◆ Work request ◆
Wherever the listing has a line with the string "Customize", copy that line out.
....................
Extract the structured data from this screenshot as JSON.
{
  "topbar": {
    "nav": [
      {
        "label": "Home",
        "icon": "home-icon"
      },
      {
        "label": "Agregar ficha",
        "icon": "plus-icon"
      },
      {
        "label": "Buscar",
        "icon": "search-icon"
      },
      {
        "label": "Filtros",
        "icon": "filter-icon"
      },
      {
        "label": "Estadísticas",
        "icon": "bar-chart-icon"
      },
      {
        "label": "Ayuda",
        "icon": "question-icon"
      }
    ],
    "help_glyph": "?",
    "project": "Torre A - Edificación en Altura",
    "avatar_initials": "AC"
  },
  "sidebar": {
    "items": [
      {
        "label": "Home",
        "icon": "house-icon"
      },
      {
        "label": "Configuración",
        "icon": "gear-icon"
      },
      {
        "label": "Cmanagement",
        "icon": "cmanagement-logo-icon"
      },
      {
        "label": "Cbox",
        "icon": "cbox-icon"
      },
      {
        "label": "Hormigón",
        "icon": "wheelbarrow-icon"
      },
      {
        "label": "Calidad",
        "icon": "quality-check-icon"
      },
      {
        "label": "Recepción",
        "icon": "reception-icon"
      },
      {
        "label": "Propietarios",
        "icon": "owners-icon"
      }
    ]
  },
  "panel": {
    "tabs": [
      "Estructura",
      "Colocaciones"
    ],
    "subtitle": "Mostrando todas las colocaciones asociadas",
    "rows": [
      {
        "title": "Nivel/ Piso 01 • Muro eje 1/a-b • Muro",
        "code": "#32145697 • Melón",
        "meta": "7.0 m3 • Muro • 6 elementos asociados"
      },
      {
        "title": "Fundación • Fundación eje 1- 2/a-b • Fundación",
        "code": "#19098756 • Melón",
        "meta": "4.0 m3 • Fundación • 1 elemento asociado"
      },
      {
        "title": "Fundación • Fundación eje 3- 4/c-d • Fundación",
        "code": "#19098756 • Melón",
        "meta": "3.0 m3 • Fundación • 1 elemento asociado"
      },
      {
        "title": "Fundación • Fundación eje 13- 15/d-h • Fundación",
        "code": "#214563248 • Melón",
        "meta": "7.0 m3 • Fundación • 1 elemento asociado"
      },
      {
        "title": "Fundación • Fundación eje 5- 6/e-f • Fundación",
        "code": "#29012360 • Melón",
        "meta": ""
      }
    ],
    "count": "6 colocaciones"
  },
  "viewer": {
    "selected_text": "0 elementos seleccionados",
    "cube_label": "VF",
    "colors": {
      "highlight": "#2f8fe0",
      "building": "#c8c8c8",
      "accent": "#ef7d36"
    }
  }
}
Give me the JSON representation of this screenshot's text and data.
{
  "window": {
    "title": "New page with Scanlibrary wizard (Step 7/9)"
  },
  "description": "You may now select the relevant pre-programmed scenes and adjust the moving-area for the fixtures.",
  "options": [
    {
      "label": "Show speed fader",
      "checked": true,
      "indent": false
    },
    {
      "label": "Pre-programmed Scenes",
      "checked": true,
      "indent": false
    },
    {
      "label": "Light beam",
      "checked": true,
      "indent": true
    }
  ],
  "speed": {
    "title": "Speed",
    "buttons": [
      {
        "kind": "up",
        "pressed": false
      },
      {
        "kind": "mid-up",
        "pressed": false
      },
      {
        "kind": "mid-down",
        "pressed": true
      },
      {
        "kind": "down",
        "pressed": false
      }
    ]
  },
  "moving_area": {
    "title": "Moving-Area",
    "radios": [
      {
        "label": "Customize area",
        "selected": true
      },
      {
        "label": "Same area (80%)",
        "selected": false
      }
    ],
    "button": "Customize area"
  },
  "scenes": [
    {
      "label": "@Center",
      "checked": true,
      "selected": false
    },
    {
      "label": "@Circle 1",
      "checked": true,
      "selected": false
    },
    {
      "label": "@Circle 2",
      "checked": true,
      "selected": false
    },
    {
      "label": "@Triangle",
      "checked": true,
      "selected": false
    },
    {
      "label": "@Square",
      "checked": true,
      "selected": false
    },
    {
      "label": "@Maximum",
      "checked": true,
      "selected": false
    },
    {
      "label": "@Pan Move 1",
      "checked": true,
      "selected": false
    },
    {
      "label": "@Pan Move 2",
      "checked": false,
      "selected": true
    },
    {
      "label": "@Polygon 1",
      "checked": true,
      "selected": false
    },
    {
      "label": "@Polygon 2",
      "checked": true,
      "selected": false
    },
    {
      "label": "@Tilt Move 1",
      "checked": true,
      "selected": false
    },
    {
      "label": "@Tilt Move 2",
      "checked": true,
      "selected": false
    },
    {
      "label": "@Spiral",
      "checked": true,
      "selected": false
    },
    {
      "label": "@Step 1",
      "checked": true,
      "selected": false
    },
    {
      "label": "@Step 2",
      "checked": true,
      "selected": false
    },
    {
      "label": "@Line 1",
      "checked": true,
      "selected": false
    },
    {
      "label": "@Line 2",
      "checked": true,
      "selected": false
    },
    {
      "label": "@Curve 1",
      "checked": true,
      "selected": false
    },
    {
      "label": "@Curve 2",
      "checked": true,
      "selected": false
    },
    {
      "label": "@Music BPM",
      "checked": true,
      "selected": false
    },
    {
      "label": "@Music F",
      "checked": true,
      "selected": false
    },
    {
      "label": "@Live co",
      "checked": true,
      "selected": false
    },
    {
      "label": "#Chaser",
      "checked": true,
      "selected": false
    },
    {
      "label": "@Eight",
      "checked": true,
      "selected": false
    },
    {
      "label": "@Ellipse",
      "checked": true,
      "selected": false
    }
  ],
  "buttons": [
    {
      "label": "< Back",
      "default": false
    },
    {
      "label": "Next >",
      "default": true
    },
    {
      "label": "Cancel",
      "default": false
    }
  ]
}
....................
◆ Your response ◆
        "label": "Customize area",
    "button": "Customize area"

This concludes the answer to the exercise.